Last week, Orange Business and Verizon interconnected their Telepresence networks so users on either network can dial into the end-points of both networks.
As you might imagine, one of the biggest issues with video communications is that there has so far been no universal numbering system, so even if both ends have video communications equipment, they can’t talk to each other unless someone provides the systems in between to link them up.
Skype, Gmail, Yahoo, MSN and many other social networks enable video calls amongst their user base, but for business users on high end video conferencing, or telepresence system, the networks are only starting to get connected.
By interconnecting their networks, it means that Orange and Verizon will now enable their customers to call across networks. More importantly, the deal represents Orange Business’ five interconnection with global carriers – AT&T, BT, Tata Communications, and Telefonica, all of whom are interconnected to at least one other peer.
That’s should add plenty to the network effect for Telepresence services. With each new node added to the global infrastructure, or in the case of the Orange and Verizon deal – whole networks, people will have more places to call, hence become more likely to make a call.

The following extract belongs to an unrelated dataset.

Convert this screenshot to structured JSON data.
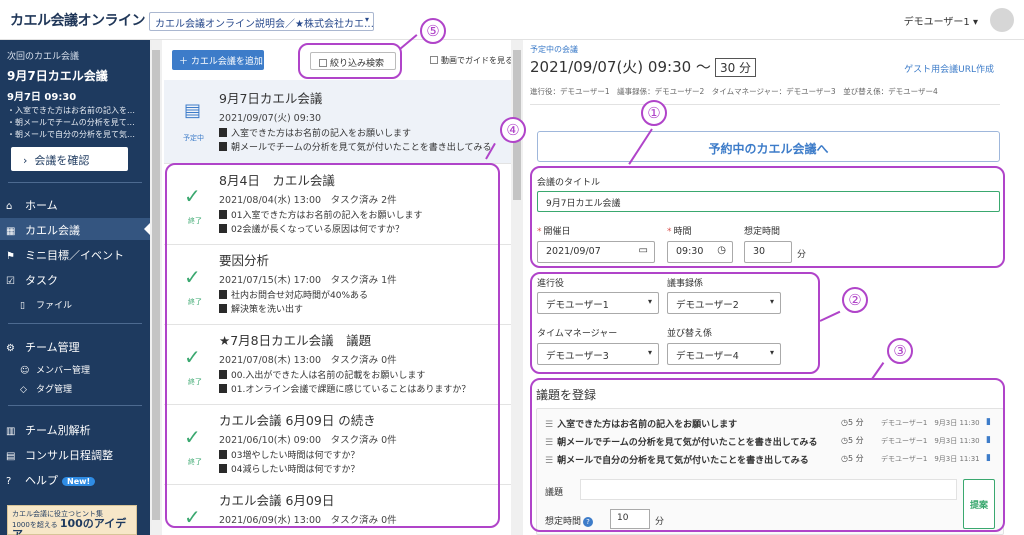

Orange is also making it easier to make those calls with a cloud-based service that won’t required extra network or equipment investment. Telepresence Pass allows enterprises with existing video communications equipment to access Orange’s meeting management and global network on a monthly subscription.